Fix My Dog NOW, Please
Maybe Your Dog Isn't Broken
Our pet dogs live in our homes, sleep in our beds, and share every aspect of our lives, but Homo sapiens (modern humans) and Canis lupus familiaris (domestic dogs) are entirely different species. Dogs became domesticated about 15,000 years ago, and until relatively recently, the majority of dogs did not spend their lives shut inside houses or confined to backyards. Even today, with an estimated 900 million dogs on the planet, nearly 83% of these are free-ranging. Our Western, modern lives often include busy work schedules, nice couches and carpets, and many hours away from home. Human culture has changed, but dogs are still dogs.
Much of my job as a canine behavior consultant is educating dog owners about species-appropriate behavior. Dog trainers frequently get requests to “fix” behaviors that are, in fact, normal dog behaviors. Setting realistic expectations for dog training and behavior modification requires us to not only assess the individual dog’s history, needs, wants, and environment but also fully accept that some annoying dog behaviors are completely normal (and enjoyable) to most dogs.
Depending on the individual dog and their breed, your dog will likely engage in sniffing, chewing, barking, digging, playing, running, scavenging, rolling in nasty smells, guarding, hunting, or herding. These are all normal dog behaviors. If you expect your dog to be quiet all the time, never get aroused or excited, stay clean, and be content cooped up in your house for eight-plus hours a day, a cat might be a better fit. Turtles are nice, too.
Of course, just because a behavior is species-appropriate doesn’t mean it’s desirable or safe. You can and should manage your dog’s environment to help them make good behavioral choices. For example, leaving your nine-month-old puppy alone with a $2,000 couch is just asking for trouble for both the sofa and the dog. Of course, we can and should shape, focus, and redirect some instinctual dog behaviors into appropriate channels, especially if they are exhibited in dangerous or unhealthy ways. If a dog’s behavior is caused by fear, anxiety, or stress, or if you are concerned about your dog’s safety or a bite to a human or another dog, then it is time to reach out to a qualified and force-free behavior consultant or trainer.
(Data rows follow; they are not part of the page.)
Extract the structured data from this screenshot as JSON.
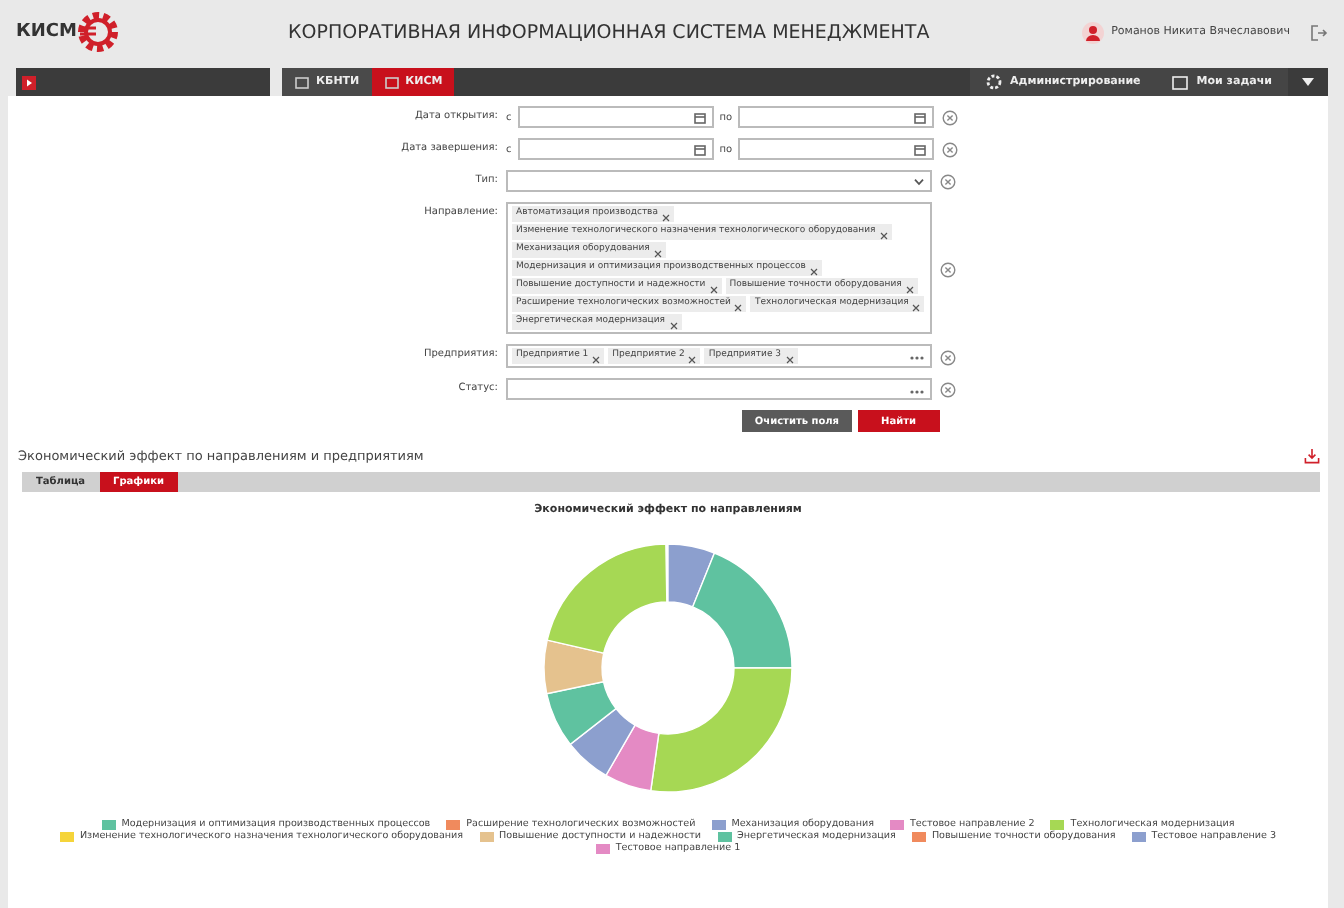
{
  "header": {
    "logo": "КИСМ",
    "title": "КОРПОРАТИВНАЯ ИНФОРМАЦИОННАЯ СИСТЕМА МЕНЕДЖМЕНТА",
    "user": "Романов Никита Вячеславович"
  },
  "nav": {
    "tabs": [
      {
        "label": "КБНТИ",
        "selected": false
      },
      {
        "label": "КИСМ",
        "selected": true
      }
    ],
    "admin": "Администрирование",
    "tasks": "Мои задачи"
  },
  "filters": [
    {
      "kind": "daterange",
      "label": "Дата открытия:",
      "from": "с",
      "to": "по"
    },
    {
      "kind": "daterange",
      "label": "Дата завершения:",
      "from": "с",
      "to": "по"
    },
    {
      "kind": "select",
      "label": "Тип:"
    },
    {
      "kind": "tags",
      "label": "Направление:",
      "tags": [
        [
          "Автоматизация производства"
        ],
        [
          "Изменение технологического назначения технологического оборудования"
        ],
        [
          "Механизация оборудования"
        ],
        [
          "Модернизация и оптимизация производственных процессов"
        ],
        [
          "Повышение доступности и надежности",
          "Повышение точности оборудования"
        ],
        [
          "Расширение технологических возможностей",
          "Технологическая модернизация"
        ],
        [
          "Энергетическая модернизация"
        ]
      ]
    },
    {
      "kind": "tags",
      "label": "Предприятия:",
      "tags": [
        [
          "Предприятие 1",
          "Предприятие 2",
          "Предприятие 3"
        ]
      ]
    },
    {
      "kind": "tags",
      "label": "Статус:"
    }
  ],
  "buttons": {
    "clear": "Очистить поля",
    "find": "Найти"
  },
  "section": {
    "title": "Экономический эффект по направлениям и предприятиям",
    "tabs": [
      {
        "label": "Таблица",
        "selected": false
      },
      {
        "label": "Графики",
        "selected": true
      }
    ],
    "chart_title": "Экономический эффект по направлениям"
  },
  "legend": [
    {
      "label": "Модернизация и оптимизация производственных процессов",
      "color": "#5fc2a0"
    },
    {
      "label": "Расширение технологических возможностей",
      "color": "#f08a5d"
    },
    {
      "label": "Механизация оборудования",
      "color": "#8c9fce"
    },
    {
      "label": "Тестовое направление 2",
      "color": "#e48ac4"
    },
    {
      "label": "Технологическая модернизация",
      "color": "#a6d854"
    },
    {
      "label": "Изменение технологического назначения технологического оборудования",
      "color": "#f5d43a"
    },
    {
      "label": "Повышение доступности и надежности",
      "color": "#e5c28e"
    },
    {
      "label": "Энергетическая модернизация",
      "color": "#5fc2a0"
    },
    {
      "label": "Повышение точности оборудования",
      "color": "#f08a5d"
    },
    {
      "label": "Тестовое направление 3",
      "color": "#8c9fce"
    },
    {
      "label": "Тестовое направление 1",
      "color": "#e48ac4"
    }
  ]
}
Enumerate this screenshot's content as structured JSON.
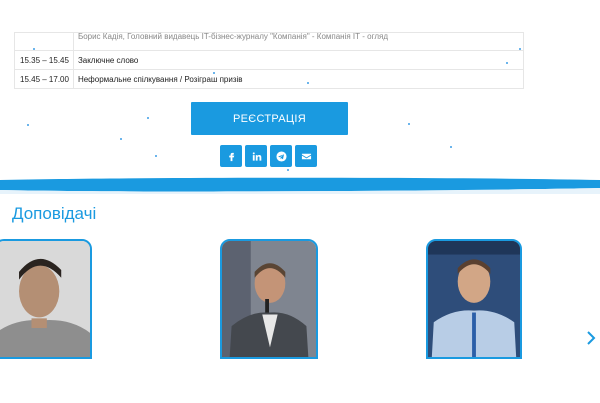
{
  "schedule": {
    "rows": [
      {
        "time": "",
        "text": "Борис Кадія, Головний видавець IT-бізнес-журналу \"Компанія\" - Компанія ІТ - огляд"
      },
      {
        "time": "15.35 – 15.45",
        "text": "Заключне слово"
      },
      {
        "time": "15.45 – 17.00",
        "text": "Неформальне спілкування / Розіграш призів"
      }
    ]
  },
  "register": {
    "label": "РЕЄСТРАЦІЯ"
  },
  "social": [
    {
      "icon": "facebook-icon"
    },
    {
      "icon": "linkedin-icon"
    },
    {
      "icon": "telegram-icon"
    },
    {
      "icon": "email-icon"
    }
  ],
  "speakers_section": {
    "title": "Доповідачі"
  },
  "colors": {
    "accent": "#1a9ae0",
    "table_border": "#e6e6e6"
  }
}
Each dog I train is a study of one, and a good trainer always works with the individual dog in front of them. But humans have bred and selected dogs for specific behavioral traits for hundreds, if not thousands of years. Expecting a herding dog to cease herding entirely or a guardian dog to never bark is an exercise in futility. Whether a dog exhibits characteristics specific to their breed depends on various factors; genetics, environment, training, and individual personality all come into play. Not all Border Collies need multiple hours of exercise and mental stimulation every day, but most will. St. Bernards are typically chill, but some are excitable and active. Purebred puppies from the same litter, raised in the same environment, will have different temperaments and personalities. Even so, finding a dog that suits your lifestyle is more important than picking a dog because it’s cute, or looks cool, or because the breed is in fashion.
Unfortunately, too many people choose their dogs based on appearance alone. Adopting or buying a dog simply because you like the way it looks is like looking for the perfect spouse from a mail-order catalog. You might get lucky, but it’s very possible it will be a bad match. Game of Thrones ushered in a Husky fad, and soon the shelters were full of abandoned Huskies as families discovered how much work is required for this active breed. Everyone wants a Doodle mix for their hypoallergenic qualities, not realizing that pairing a remarkably intelligent breed like a Poodle with an energetic herding dog like an Australian Shepherd means you have a smart and tireless dog that can’t be shut inside most of the day.
A bad match between dog and human is a quality of life issue for both and not something that hiring a trainer can magically fix. Re-homing may be in the dog’s best interest if you really cannot meet your dog’s needs. New dog owners often vastly underestimate how much exercise, attention, and training a dog requires. Your dog is not broken if they need more than two leashed walks a day, a comfy dog bed, and some snuggles. Too many pet dogs are living desperately dull and restricted indoor lives. Owners wonder what’s wrong when their dog barks or digs or chews or starts bouncing off the walls - when the dog is just being a dog.
Even if your dog has all its physical and emotional needs met, they may still develop behavior problems that require professional help. Expectations and reality often collide at this juncture. Dogs are sentient and complex beings - helping a dog overcome fear or aggression or over-arousal isn’t like upgrading a piece of software. We have come to expect instant gratification in our quick-fix culture, but training and behavior modification can be protracted and expensive. Some dog owners choose to send their dog away to costly doggy boot-camp programs with the promise of an obedient and well-trained pet, but many behavior problems are frequently caused or exacerbated by the dog’s everyday environment. Addressing a dog’s behavior problem usually requires the human to change, too.
We love our dogs, and they unconditionally love us back. We develop deep and enduring bonds with them. And with that love comes responsibility. Modern pet dogs are entirely dependent on us for all their needs and wants. Welcoming another species into your home requires time, dedication, and a willingness to embrace the wildness of Canis lupus familiaris. Let your dog be a dog.